Sumit Singhal loves modern architecture. He comes from a family of builders who have built more than 20 projects in the last ten years near Delhi in India. He has recently started writing about the architectural projects that catch his imagination.
Transformation in Charrat, Switzerland by clavienrossier architectes hes/sia
February 11th, 2012 by Sumit Singhal
Article source: clavienrossier architectes hes/sia
Situated away from a small village in the middle of the Swiss Alps (Canton of Valais), this 19th century house included an adjacent barn and had a too vast volume to be renewed in its totality. The existing building had no special qualities apart from the thick stone walls hidden by external plaster cement. The double-sided pitched roof was too low to allow us seeing the surrounding landscape from the garret floor. The existing windows were small; a large part of the volume was blind, half the building was being used as a barn. Consequently, we preferred to intervene directly on the existing building, walls and roof included.

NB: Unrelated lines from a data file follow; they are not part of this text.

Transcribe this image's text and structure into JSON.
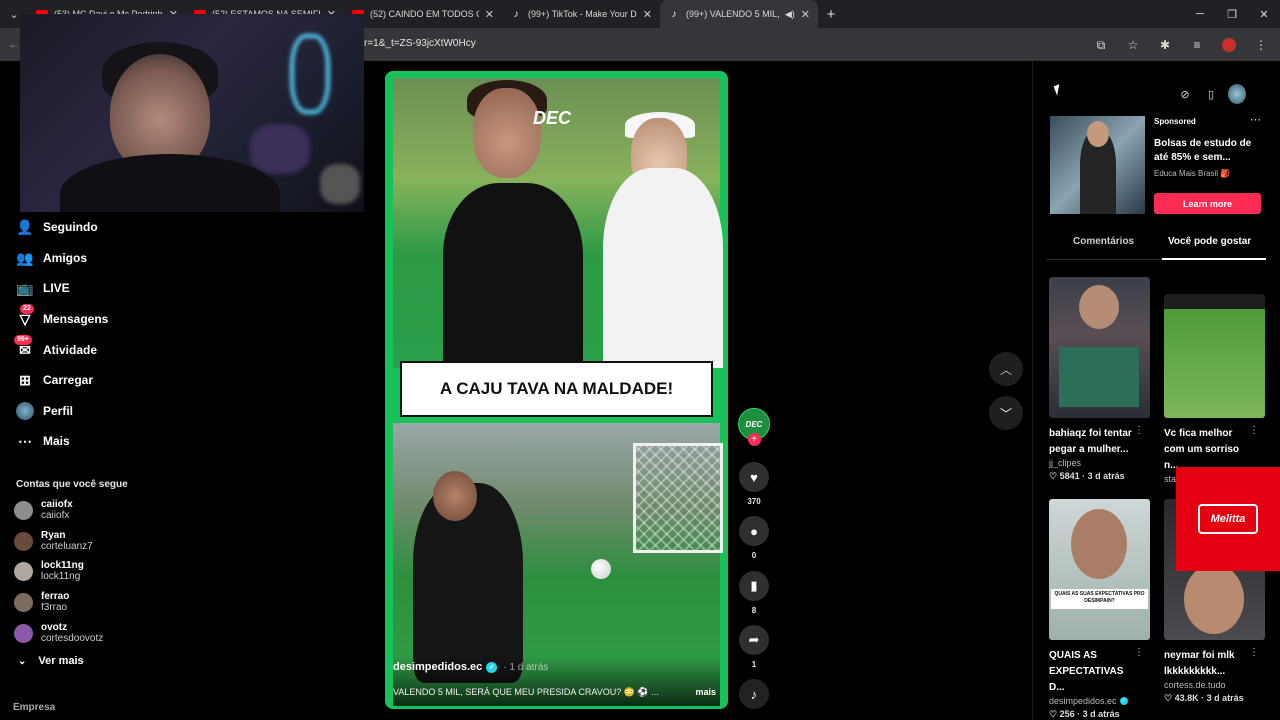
{
  "browser": {
    "tabs": [
      {
        "label": "(53) MC Davi e Mc Pedrinho - S",
        "favicon": "youtube-icon"
      },
      {
        "label": "(52) ESTAMOS NA SEMIFINAL!!",
        "favicon": "youtube-icon"
      },
      {
        "label": "(52) CAINDO EM TODOS OS G",
        "favicon": "youtube-icon"
      },
      {
        "label": "(99+) TikTok - Make Your Day",
        "favicon": "tiktok-icon"
      },
      {
        "label": "(99+) VALENDO 5 MIL, SERÁ",
        "favicon": "tiktok-icon",
        "active": true
      }
    ],
    "url": "r=1&_t=ZS-93jcXtW0Hcy"
  },
  "sidebar": {
    "items": [
      {
        "label": "Seguindo",
        "icon": "following-icon"
      },
      {
        "label": "Amigos",
        "icon": "friends-icon"
      },
      {
        "label": "LIVE",
        "icon": "live-icon"
      },
      {
        "label": "Mensagens",
        "icon": "messages-icon",
        "badge": "22"
      },
      {
        "label": "Atividade",
        "icon": "activity-icon",
        "badge": "99+"
      },
      {
        "label": "Carregar",
        "icon": "upload-icon"
      },
      {
        "label": "Perfil",
        "icon": "profile-icon"
      },
      {
        "label": "Mais",
        "icon": "more-icon"
      }
    ],
    "following_title": "Contas que você segue",
    "accounts": [
      {
        "name": "caiiofx",
        "handle": "caiiofx",
        "color": "#8d8d8d"
      },
      {
        "name": "Ryan",
        "handle": "corteluanz7",
        "color": "#6a4a3a"
      },
      {
        "name": "lock11ng",
        "handle": "lock11ng",
        "color": "#b0a8a0"
      },
      {
        "name": "ferrao",
        "handle": "f3rrao",
        "color": "#7c6c60"
      },
      {
        "name": "ovotz",
        "handle": "cortesdoovotz",
        "color": "#8a5aa8"
      }
    ],
    "see_more": "Ver mais",
    "footer": "Empresa"
  },
  "video": {
    "caption": "A CAJU TAVA NA MALDADE!",
    "overlay_logo": "DEC",
    "author": "desimpedidos.ec",
    "time": "· 1 d atrás",
    "description": "VALENDO 5 MIL, SERÁ QUE MEU PRESIDA CRAVOU? 😳 ⚽ ...",
    "more": "mais",
    "likes": "370",
    "comments": "0",
    "saves": "8",
    "shares": "1",
    "creator_badge": "DEC"
  },
  "panel": {
    "ad": {
      "sponsored": "Sponsored",
      "title": "Bolsas de estudo de até 85% e sem...",
      "brand": "Educa Mais Brasil 🎒",
      "cta": "Learn more"
    },
    "tabs": [
      "Comentários",
      "Você pode gostar"
    ],
    "cards": [
      {
        "title": "bahiaqz foi tentar pegar a mulher...",
        "author": "jj_clipes",
        "likes": "5841",
        "time": "3 d atrás"
      },
      {
        "title": "Vc fica melhor com um sorriso n...",
        "author": "stanley777z",
        "likes": "",
        "time": ""
      },
      {
        "title": "QUAIS AS EXPECTATIVAS D...",
        "author": "desimpedidos.ec",
        "likes": "256",
        "time": "3 d atrás",
        "thumb_text": "QUAIS AS SUAS EXPECTATIVAS PRO DESIMPAIN?"
      },
      {
        "title": "neymar foi mlk lkkkkkkkkk...",
        "author": "cortess.de.tudo",
        "likes": "43.8K",
        "time": "3 d atrás"
      }
    ],
    "overlay_brand": "Melitta"
  },
  "colors": {
    "accent": "#fe2c55",
    "video_frame": "#19c15a",
    "verified": "#20d5ec"
  }
}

We kept what was useful for the project, cellars, first floor and half of the second floor of the old house, demolished the remaining elements and rebuilt according to new rules that was made especially for the project. We wanted to create an ensemble that could communicate with its environment, vineyards, stone walls and the Alps. This way of intervening was as well a response to the client, not to transform the totality of the existing building, cost-wise. We were able to reduce the existing 320 square meters down to 230 square meters.

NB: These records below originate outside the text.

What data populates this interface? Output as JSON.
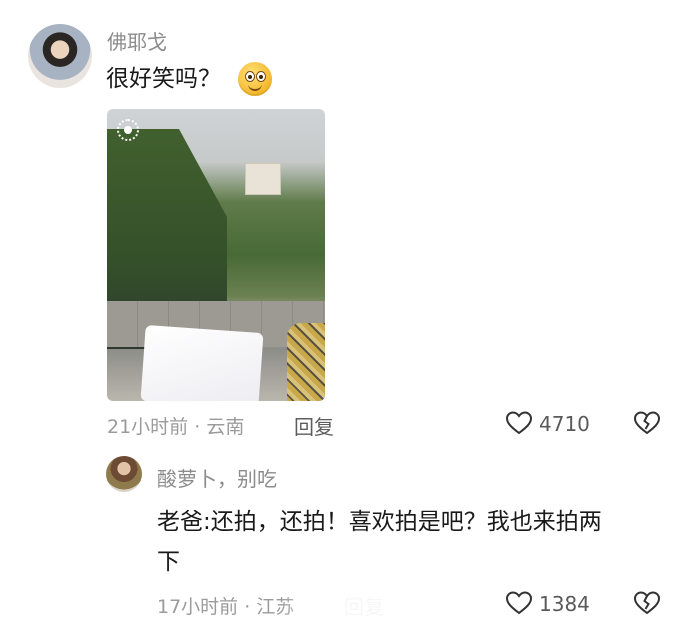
{
  "comments": [
    {
      "username": "佛耶戈",
      "text": "很好笑吗？",
      "emoji_icon": "grinning-face-emoji",
      "time": "21小时前",
      "location": "云南",
      "reply_label": "回复",
      "likes": "4710"
    },
    {
      "username": "酸萝卜，别吃",
      "text_line1": "老爸:还拍，还拍！喜欢拍是吧？我也来拍两",
      "text_line2": "下",
      "time": "17小时前",
      "location": "江苏",
      "reply_label": "回复",
      "likes": "1384"
    }
  ],
  "separator": " · "
}
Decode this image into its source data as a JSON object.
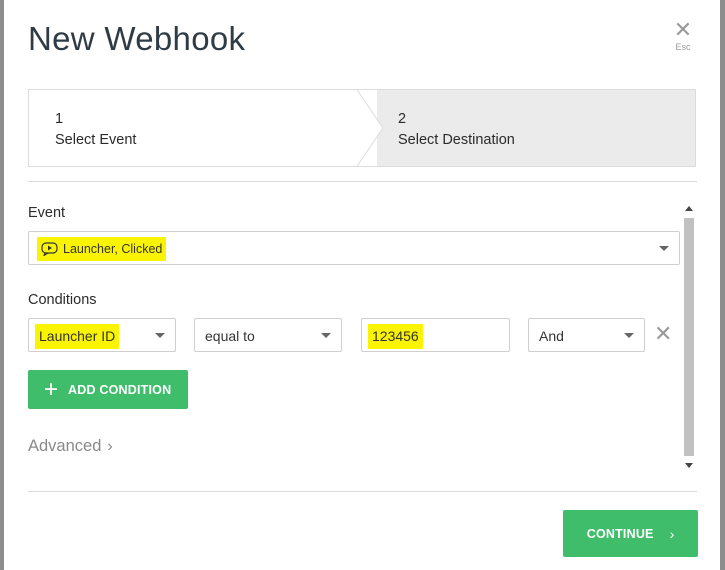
{
  "dialog": {
    "title": "New Webhook",
    "close_label": "Esc"
  },
  "steps": [
    {
      "number": "1",
      "label": "Select Event",
      "active": true
    },
    {
      "number": "2",
      "label": "Select Destination",
      "active": false
    }
  ],
  "event": {
    "label": "Event",
    "value": "Launcher, Clicked",
    "icon": "video-play-icon"
  },
  "conditions": {
    "label": "Conditions",
    "rows": [
      {
        "field": "Launcher ID",
        "operator": "equal to",
        "value": "123456",
        "join": "And"
      }
    ],
    "add_label": "ADD CONDITION"
  },
  "advanced_label": "Advanced",
  "continue_label": "CONTINUE",
  "colors": {
    "accent_green": "#3fbd6b",
    "highlight": "#fbf400",
    "overlay": "#8d8d8d"
  }
}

We wanted to create a strong contrast between the remaining part and the new structures. We chose to oppose clear geometric lines with existing rough old stone walls. Volumes of visible tinted concrete replaced the double-sided roof and the transformed area. We tried to create an ensemble, to establish a dialogue with the existing. That was the reason why we opted for a massive construction made in reinforced concrete, with a stone-like color. The oxides added in the concrete made the hue similar to a tuff, stone found in a very small quantity in the stone walls. Both of the new concrete volumes are sitting atop sixty centimetres width existing wall. By adding insulation and lining, you reach eighty centimetres tick! This thickness issue has motivated us to work on the wall depth and became as well a response to a formal desire. Thus, the idea of sloped walls were chosen to erase, at least visually, the thickness of wall; to be opened outwards while maintaining a solid appearance with the existing structure. The various-slopes faces enhance the highly varied game of the shadows throughout the day

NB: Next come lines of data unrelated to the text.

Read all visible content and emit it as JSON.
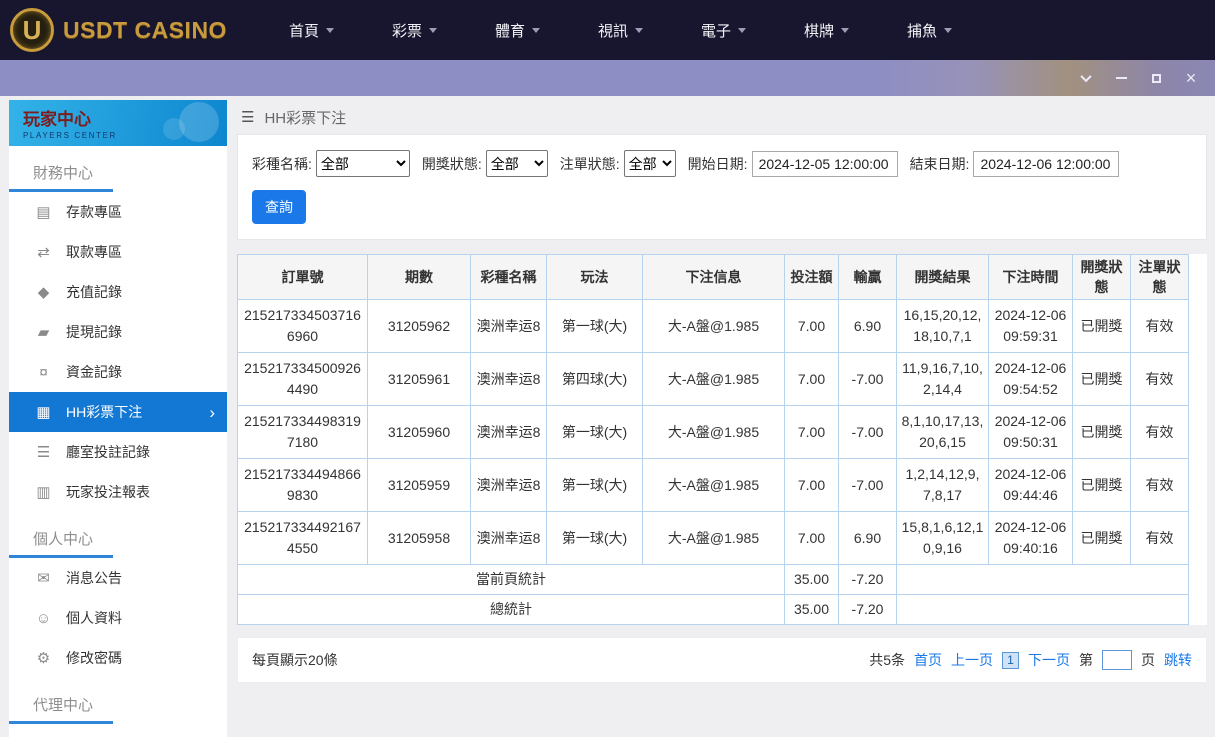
{
  "topnav": {
    "logo_badge": "U",
    "logo_text": "USDT CASINO",
    "items": [
      {
        "name": "home",
        "label": "首頁"
      },
      {
        "name": "lottery",
        "label": "彩票"
      },
      {
        "name": "sports",
        "label": "體育"
      },
      {
        "name": "live-video",
        "label": "視訊"
      },
      {
        "name": "slots",
        "label": "電子"
      },
      {
        "name": "card-games",
        "label": "棋牌"
      },
      {
        "name": "fishing",
        "label": "捕魚"
      }
    ]
  },
  "sidebar": {
    "title": "玩家中心",
    "subtitle": "PLAYERS CENTER",
    "sections": [
      {
        "name": "finance-center",
        "header": "財務中心",
        "items": [
          {
            "name": "deposit-zone",
            "label": "存款專區",
            "icon": "deposit-icon",
            "active": false
          },
          {
            "name": "withdraw-zone",
            "label": "取款專區",
            "icon": "withdraw-icon",
            "active": false
          },
          {
            "name": "recharge-records",
            "label": "充值記錄",
            "icon": "recharge-icon",
            "active": false
          },
          {
            "name": "withdrawal-records",
            "label": "提現記錄",
            "icon": "cashout-icon",
            "active": false
          },
          {
            "name": "fund-records",
            "label": "資金記錄",
            "icon": "funds-icon",
            "active": false
          },
          {
            "name": "hh-lottery-bets",
            "label": "HH彩票下注",
            "icon": "lottery-bet-icon",
            "active": true
          },
          {
            "name": "hall-bet-records",
            "label": "廳室投註記錄",
            "icon": "hall-record-icon",
            "active": false
          },
          {
            "name": "player-bet-report",
            "label": "玩家投注報表",
            "icon": "report-icon",
            "active": false
          }
        ]
      },
      {
        "name": "personal-center",
        "header": "個人中心",
        "items": [
          {
            "name": "announcements",
            "label": "消息公告",
            "icon": "bell-icon",
            "active": false
          },
          {
            "name": "profile",
            "label": "個人資料",
            "icon": "person-icon",
            "active": false
          },
          {
            "name": "change-password",
            "label": "修改密碼",
            "icon": "gear-icon",
            "active": false
          }
        ]
      },
      {
        "name": "agent-center",
        "header": "代理中心",
        "items": []
      }
    ]
  },
  "icons": {
    "hamburger-icon": "☰",
    "deposit-icon": "▤",
    "withdraw-icon": "⇄",
    "recharge-icon": "◆",
    "cashout-icon": "▰",
    "funds-icon": "¤",
    "lottery-bet-icon": "▦",
    "hall-record-icon": "☰",
    "report-icon": "▥",
    "bell-icon": "✉",
    "person-icon": "☺",
    "gear-icon": "⚙",
    "chevron-right-icon": "›"
  },
  "main": {
    "breadcrumb": "HH彩票下注",
    "filters": {
      "lottery_label": "彩種名稱:",
      "lottery_value": "全部",
      "draw_status_label": "開獎狀態:",
      "draw_status_value": "全部",
      "order_status_label": "注單狀態:",
      "order_status_value": "全部",
      "start_label": "開始日期:",
      "start_value": "2024-12-05 12:00:00",
      "end_label": "結束日期:",
      "end_value": "2024-12-06 12:00:00",
      "search_button": "查詢"
    },
    "table": {
      "headers": [
        "訂單號",
        "期數",
        "彩種名稱",
        "玩法",
        "下注信息",
        "投注額",
        "輸贏",
        "開獎結果",
        "下注時間",
        "開獎狀態",
        "注單狀態"
      ],
      "column_keys": [
        "order-no",
        "period",
        "lottery-name",
        "play-type",
        "bet-info",
        "bet-amount",
        "win-loss",
        "draw-result",
        "bet-time",
        "draw-status",
        "order-status"
      ],
      "rows": [
        [
          "2152173345037166960",
          "31205962",
          "澳洲幸运8",
          "第一球(大)",
          "大-A盤@1.985",
          "7.00",
          "6.90",
          "16,15,20,12,18,10,7,1",
          "2024-12-06 09:59:31",
          "已開獎",
          "有效"
        ],
        [
          "2152173345009264490",
          "31205961",
          "澳洲幸运8",
          "第四球(大)",
          "大-A盤@1.985",
          "7.00",
          "-7.00",
          "11,9,16,7,10,2,14,4",
          "2024-12-06 09:54:52",
          "已開獎",
          "有效"
        ],
        [
          "2152173344983197180",
          "31205960",
          "澳洲幸运8",
          "第一球(大)",
          "大-A盤@1.985",
          "7.00",
          "-7.00",
          "8,1,10,17,13,20,6,15",
          "2024-12-06 09:50:31",
          "已開獎",
          "有效"
        ],
        [
          "2152173344948669830",
          "31205959",
          "澳洲幸运8",
          "第一球(大)",
          "大-A盤@1.985",
          "7.00",
          "-7.00",
          "1,2,14,12,9,7,8,17",
          "2024-12-06 09:44:46",
          "已開獎",
          "有效"
        ],
        [
          "2152173344921674550",
          "31205958",
          "澳洲幸运8",
          "第一球(大)",
          "大-A盤@1.985",
          "7.00",
          "6.90",
          "15,8,1,6,12,10,9,16",
          "2024-12-06 09:40:16",
          "已開獎",
          "有效"
        ]
      ],
      "summary_rows": [
        {
          "label": "當前頁統計",
          "bet_total": "35.00",
          "winloss_total": "-7.20"
        },
        {
          "label": "總統計",
          "bet_total": "35.00",
          "winloss_total": "-7.20"
        }
      ]
    },
    "pager": {
      "per_page": "每頁顯示20條",
      "total": "共5条",
      "first": "首页",
      "prev": "上一页",
      "current_page": "1",
      "next": "下一页",
      "jump_prefix": "第",
      "jump_suffix": "页",
      "jump_button": "跳转"
    }
  },
  "colors": {
    "topbar": "#17162e",
    "gold": "#c89b3f",
    "titlebar": "#8d8ec2",
    "accent_blue": "#1a78e8",
    "active_item": "#1377d4",
    "table_border": "#b5d3ee"
  }
}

The openings in the existing part were small and vertical. We kept them to accentuate the contract with the newly created on top. We made large horizontal windows, thus becoming frames on the landscape. We chose to make a single front opening on each concrete facade. This desire of openness is also visible in plan. Interior walls are not touching the facades. This system allows us to experiment in each room a transversal views onto the landscape.
There are no corridors. Circulation is made along the external wall, from room to room. The overall view continues beyond the windows, opening onto the surrounding landscape.
Valéry Clavien graduated from the Fribourg School of Engineers and Architects in Switzerland. After his studies he worked at Carosio Architects in Zurich, then in Geneva at the office of Devanthéry and Lamunière.
Graduated from Fribourg also, Nicolas Rossier worked in New York at kiss+zwigard architects, then in Berlin at Daniel Liebeskind office. After several missions spent with ICRC as an architect, he follows a Master’s degree in Architecture in Geneva where he is teaching at the present as a scientific assistant.
With their diverse experiences, they join and start their own office in 2009 and are currently working on various projects in Switzerland, France and Niger.